**THE TASK:**
Show all lines from the records below in which the string "star" is present.

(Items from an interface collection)
━━━━━━━━━━━━━━━━━━━━

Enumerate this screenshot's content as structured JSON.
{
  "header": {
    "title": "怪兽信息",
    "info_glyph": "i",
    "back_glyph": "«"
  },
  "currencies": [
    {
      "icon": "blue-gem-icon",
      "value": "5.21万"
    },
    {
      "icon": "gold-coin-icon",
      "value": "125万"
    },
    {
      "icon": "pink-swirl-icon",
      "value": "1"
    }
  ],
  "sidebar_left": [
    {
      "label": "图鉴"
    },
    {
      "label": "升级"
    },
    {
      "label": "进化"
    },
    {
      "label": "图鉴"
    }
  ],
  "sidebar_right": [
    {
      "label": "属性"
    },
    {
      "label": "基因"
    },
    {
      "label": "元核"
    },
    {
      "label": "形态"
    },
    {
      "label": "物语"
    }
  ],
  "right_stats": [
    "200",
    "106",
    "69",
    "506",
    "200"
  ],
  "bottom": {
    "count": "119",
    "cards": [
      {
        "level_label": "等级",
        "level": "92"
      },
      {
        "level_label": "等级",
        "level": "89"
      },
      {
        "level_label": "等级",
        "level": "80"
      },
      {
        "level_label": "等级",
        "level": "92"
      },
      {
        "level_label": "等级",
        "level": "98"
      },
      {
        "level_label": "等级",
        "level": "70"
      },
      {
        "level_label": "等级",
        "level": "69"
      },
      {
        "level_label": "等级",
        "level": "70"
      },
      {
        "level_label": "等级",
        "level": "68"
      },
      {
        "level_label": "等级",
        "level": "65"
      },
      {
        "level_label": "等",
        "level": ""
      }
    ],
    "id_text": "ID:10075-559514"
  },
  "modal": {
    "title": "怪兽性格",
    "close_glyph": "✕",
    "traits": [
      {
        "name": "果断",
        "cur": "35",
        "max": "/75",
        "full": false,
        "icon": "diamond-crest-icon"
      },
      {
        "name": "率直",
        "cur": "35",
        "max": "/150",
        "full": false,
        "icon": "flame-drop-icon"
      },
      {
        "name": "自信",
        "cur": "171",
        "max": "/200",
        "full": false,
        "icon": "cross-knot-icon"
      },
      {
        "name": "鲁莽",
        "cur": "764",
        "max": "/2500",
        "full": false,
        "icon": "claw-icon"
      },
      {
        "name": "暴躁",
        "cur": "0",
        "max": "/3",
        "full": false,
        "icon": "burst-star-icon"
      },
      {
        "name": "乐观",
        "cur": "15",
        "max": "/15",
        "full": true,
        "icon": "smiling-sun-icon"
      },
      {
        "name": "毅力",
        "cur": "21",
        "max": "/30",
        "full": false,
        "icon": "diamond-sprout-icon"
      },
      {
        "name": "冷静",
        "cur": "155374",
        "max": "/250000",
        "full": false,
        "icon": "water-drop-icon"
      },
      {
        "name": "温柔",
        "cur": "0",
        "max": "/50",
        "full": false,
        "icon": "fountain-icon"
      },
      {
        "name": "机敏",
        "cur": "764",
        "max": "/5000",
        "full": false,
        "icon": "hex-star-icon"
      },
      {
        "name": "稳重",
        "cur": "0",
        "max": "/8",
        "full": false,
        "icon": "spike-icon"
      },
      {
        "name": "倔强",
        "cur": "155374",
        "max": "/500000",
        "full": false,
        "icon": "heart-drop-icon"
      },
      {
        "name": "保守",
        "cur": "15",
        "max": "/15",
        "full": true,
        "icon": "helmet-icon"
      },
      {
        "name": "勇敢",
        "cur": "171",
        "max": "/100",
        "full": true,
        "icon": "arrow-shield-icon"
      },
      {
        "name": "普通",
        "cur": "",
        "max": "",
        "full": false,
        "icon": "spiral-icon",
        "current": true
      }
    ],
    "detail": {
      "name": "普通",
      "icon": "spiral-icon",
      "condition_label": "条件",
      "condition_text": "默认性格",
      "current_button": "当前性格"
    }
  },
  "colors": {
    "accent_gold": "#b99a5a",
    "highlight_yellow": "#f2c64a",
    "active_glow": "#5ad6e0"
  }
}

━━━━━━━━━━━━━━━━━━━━

**RESULT OF THIS TASK:**
        "icon": "burst-star-icon"
        "icon": "hex-star-icon"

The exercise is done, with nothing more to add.